ENTRIES SUPPLIED >>

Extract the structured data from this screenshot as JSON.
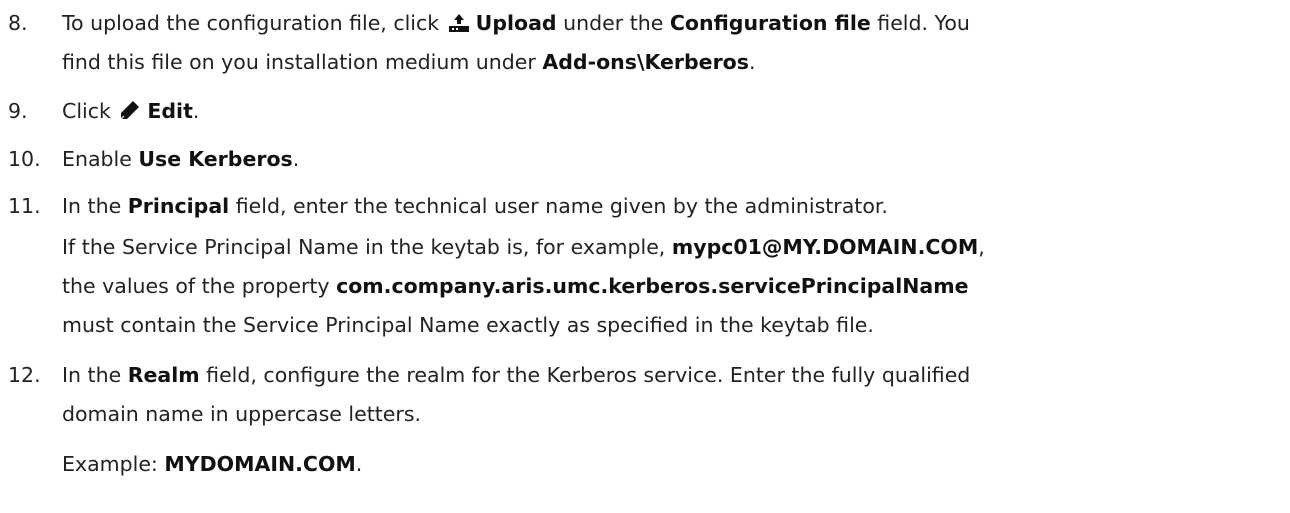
{
  "steps": [
    {
      "number": "8.",
      "lines": [
        {
          "t1": "To upload the configuration file, click ",
          "icon": "upload-icon",
          "b1": "Upload",
          "t2": " under the ",
          "b2": "Configuration file",
          "t3": " field. You"
        },
        {
          "t1": "find this file on you installation medium under ",
          "b1": "Add-ons\\Kerberos",
          "t2": "."
        }
      ]
    },
    {
      "number": "9.",
      "t1": "Click ",
      "icon": "pencil-icon",
      "b1": "Edit",
      "t2": "."
    },
    {
      "number": "10.",
      "t1": "Enable ",
      "b1": "Use Kerberos",
      "t2": "."
    },
    {
      "number": "11.",
      "t1": "In the ",
      "b1": "Principal",
      "t2": " field, enter the technical user name given by the administrator.",
      "note": [
        {
          "t1": "If the Service Principal Name in the keytab is, for example, ",
          "b1": "mypc01@MY.DOMAIN.COM",
          "t2": ","
        },
        {
          "t1": "the values of the property ",
          "b1": "com.company.aris.umc.kerberos.servicePrincipalName"
        },
        {
          "t1": "must contain the Service Principal Name exactly as specified in the keytab file."
        }
      ]
    },
    {
      "number": "12.",
      "lines": [
        {
          "t1": "In the ",
          "b1": "Realm",
          "t2": " field, configure the realm for the Kerberos service. Enter the fully qualified"
        },
        {
          "t1": "domain name in uppercase letters."
        }
      ],
      "example": {
        "t1": "Example: ",
        "b1": "MYDOMAIN.COM",
        "t2": "."
      }
    }
  ]
}
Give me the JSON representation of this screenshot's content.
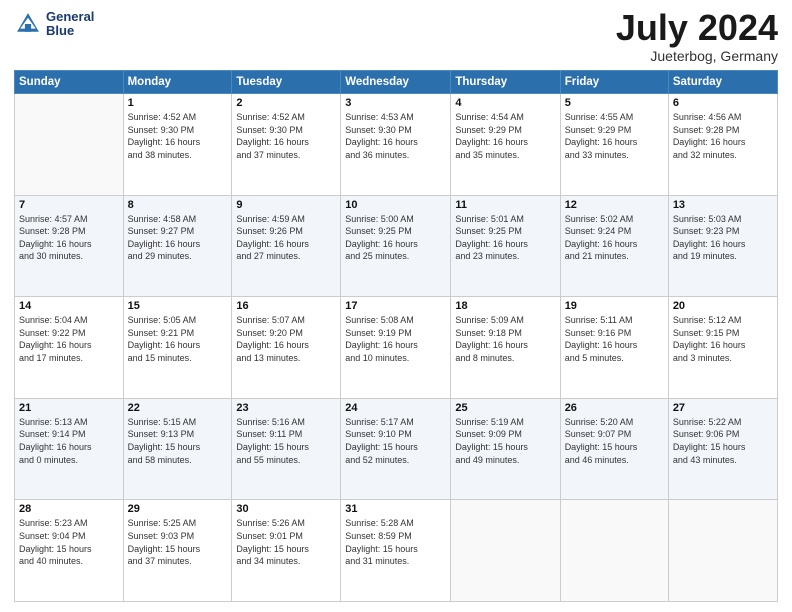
{
  "header": {
    "logo_line1": "General",
    "logo_line2": "Blue",
    "month_title": "July 2024",
    "location": "Jueterbog, Germany"
  },
  "days_of_week": [
    "Sunday",
    "Monday",
    "Tuesday",
    "Wednesday",
    "Thursday",
    "Friday",
    "Saturday"
  ],
  "weeks": [
    [
      {
        "day": "",
        "info": ""
      },
      {
        "day": "1",
        "info": "Sunrise: 4:52 AM\nSunset: 9:30 PM\nDaylight: 16 hours\nand 38 minutes."
      },
      {
        "day": "2",
        "info": "Sunrise: 4:52 AM\nSunset: 9:30 PM\nDaylight: 16 hours\nand 37 minutes."
      },
      {
        "day": "3",
        "info": "Sunrise: 4:53 AM\nSunset: 9:30 PM\nDaylight: 16 hours\nand 36 minutes."
      },
      {
        "day": "4",
        "info": "Sunrise: 4:54 AM\nSunset: 9:29 PM\nDaylight: 16 hours\nand 35 minutes."
      },
      {
        "day": "5",
        "info": "Sunrise: 4:55 AM\nSunset: 9:29 PM\nDaylight: 16 hours\nand 33 minutes."
      },
      {
        "day": "6",
        "info": "Sunrise: 4:56 AM\nSunset: 9:28 PM\nDaylight: 16 hours\nand 32 minutes."
      }
    ],
    [
      {
        "day": "7",
        "info": "Sunrise: 4:57 AM\nSunset: 9:28 PM\nDaylight: 16 hours\nand 30 minutes."
      },
      {
        "day": "8",
        "info": "Sunrise: 4:58 AM\nSunset: 9:27 PM\nDaylight: 16 hours\nand 29 minutes."
      },
      {
        "day": "9",
        "info": "Sunrise: 4:59 AM\nSunset: 9:26 PM\nDaylight: 16 hours\nand 27 minutes."
      },
      {
        "day": "10",
        "info": "Sunrise: 5:00 AM\nSunset: 9:25 PM\nDaylight: 16 hours\nand 25 minutes."
      },
      {
        "day": "11",
        "info": "Sunrise: 5:01 AM\nSunset: 9:25 PM\nDaylight: 16 hours\nand 23 minutes."
      },
      {
        "day": "12",
        "info": "Sunrise: 5:02 AM\nSunset: 9:24 PM\nDaylight: 16 hours\nand 21 minutes."
      },
      {
        "day": "13",
        "info": "Sunrise: 5:03 AM\nSunset: 9:23 PM\nDaylight: 16 hours\nand 19 minutes."
      }
    ],
    [
      {
        "day": "14",
        "info": "Sunrise: 5:04 AM\nSunset: 9:22 PM\nDaylight: 16 hours\nand 17 minutes."
      },
      {
        "day": "15",
        "info": "Sunrise: 5:05 AM\nSunset: 9:21 PM\nDaylight: 16 hours\nand 15 minutes."
      },
      {
        "day": "16",
        "info": "Sunrise: 5:07 AM\nSunset: 9:20 PM\nDaylight: 16 hours\nand 13 minutes."
      },
      {
        "day": "17",
        "info": "Sunrise: 5:08 AM\nSunset: 9:19 PM\nDaylight: 16 hours\nand 10 minutes."
      },
      {
        "day": "18",
        "info": "Sunrise: 5:09 AM\nSunset: 9:18 PM\nDaylight: 16 hours\nand 8 minutes."
      },
      {
        "day": "19",
        "info": "Sunrise: 5:11 AM\nSunset: 9:16 PM\nDaylight: 16 hours\nand 5 minutes."
      },
      {
        "day": "20",
        "info": "Sunrise: 5:12 AM\nSunset: 9:15 PM\nDaylight: 16 hours\nand 3 minutes."
      }
    ],
    [
      {
        "day": "21",
        "info": "Sunrise: 5:13 AM\nSunset: 9:14 PM\nDaylight: 16 hours\nand 0 minutes."
      },
      {
        "day": "22",
        "info": "Sunrise: 5:15 AM\nSunset: 9:13 PM\nDaylight: 15 hours\nand 58 minutes."
      },
      {
        "day": "23",
        "info": "Sunrise: 5:16 AM\nSunset: 9:11 PM\nDaylight: 15 hours\nand 55 minutes."
      },
      {
        "day": "24",
        "info": "Sunrise: 5:17 AM\nSunset: 9:10 PM\nDaylight: 15 hours\nand 52 minutes."
      },
      {
        "day": "25",
        "info": "Sunrise: 5:19 AM\nSunset: 9:09 PM\nDaylight: 15 hours\nand 49 minutes."
      },
      {
        "day": "26",
        "info": "Sunrise: 5:20 AM\nSunset: 9:07 PM\nDaylight: 15 hours\nand 46 minutes."
      },
      {
        "day": "27",
        "info": "Sunrise: 5:22 AM\nSunset: 9:06 PM\nDaylight: 15 hours\nand 43 minutes."
      }
    ],
    [
      {
        "day": "28",
        "info": "Sunrise: 5:23 AM\nSunset: 9:04 PM\nDaylight: 15 hours\nand 40 minutes."
      },
      {
        "day": "29",
        "info": "Sunrise: 5:25 AM\nSunset: 9:03 PM\nDaylight: 15 hours\nand 37 minutes."
      },
      {
        "day": "30",
        "info": "Sunrise: 5:26 AM\nSunset: 9:01 PM\nDaylight: 15 hours\nand 34 minutes."
      },
      {
        "day": "31",
        "info": "Sunrise: 5:28 AM\nSunset: 8:59 PM\nDaylight: 15 hours\nand 31 minutes."
      },
      {
        "day": "",
        "info": ""
      },
      {
        "day": "",
        "info": ""
      },
      {
        "day": "",
        "info": ""
      }
    ]
  ]
}
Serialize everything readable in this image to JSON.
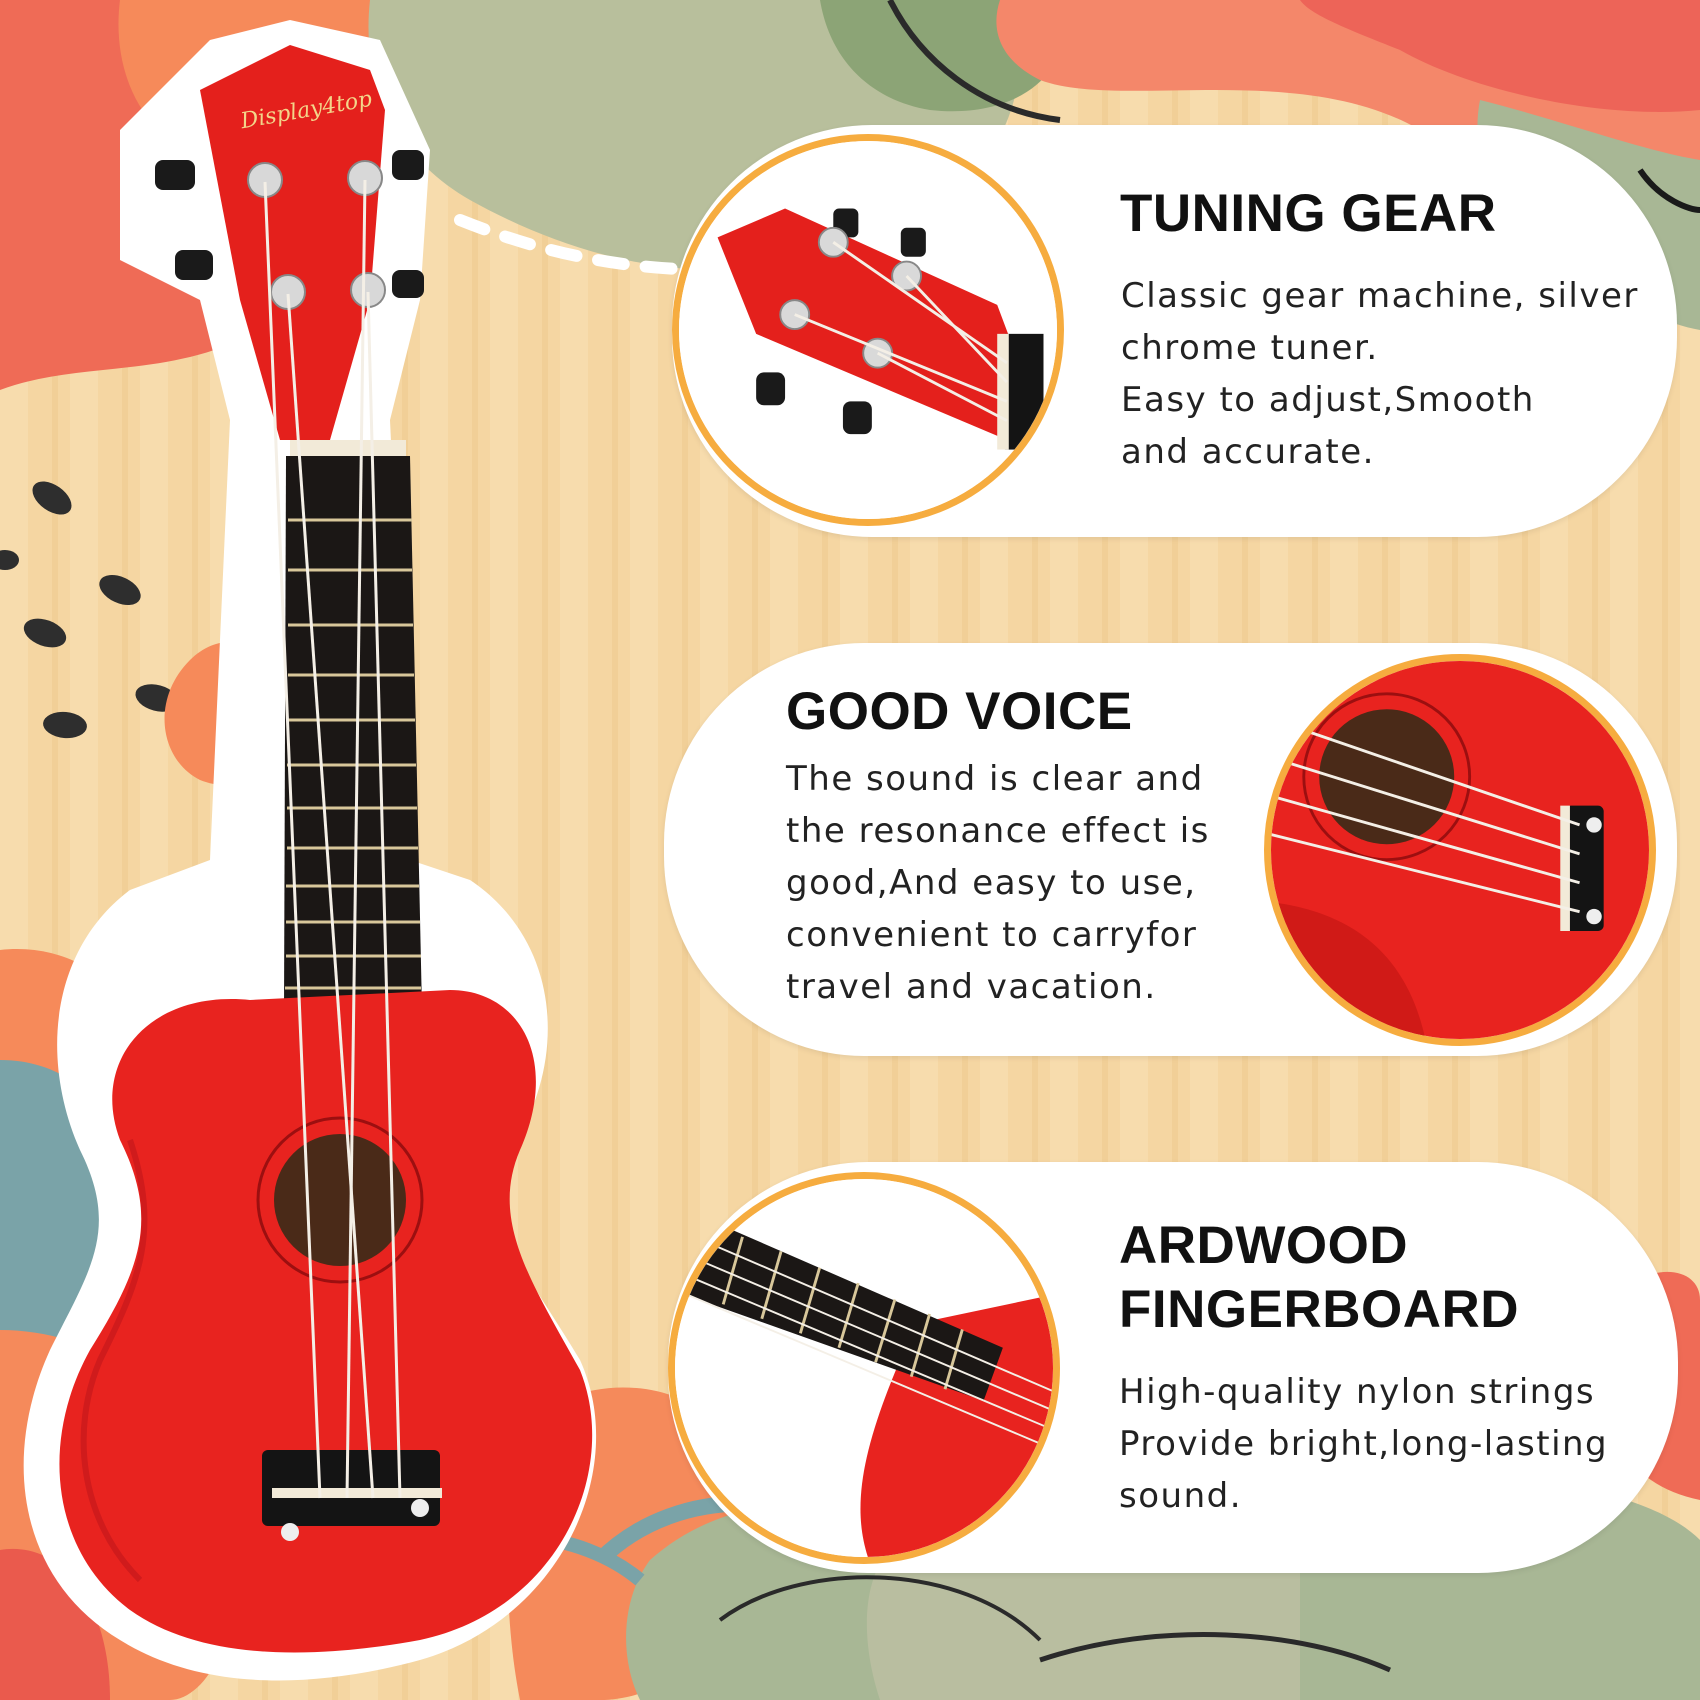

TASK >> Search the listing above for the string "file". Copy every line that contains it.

SOLUTION >>
          "t1": "To upload the configuration file, click ",
          "b2": "Configuration file",
          "t1": "find this file on you installation medium under ",
          "t1": "must contain the Service Principal Name exactly as specified in the keytab file."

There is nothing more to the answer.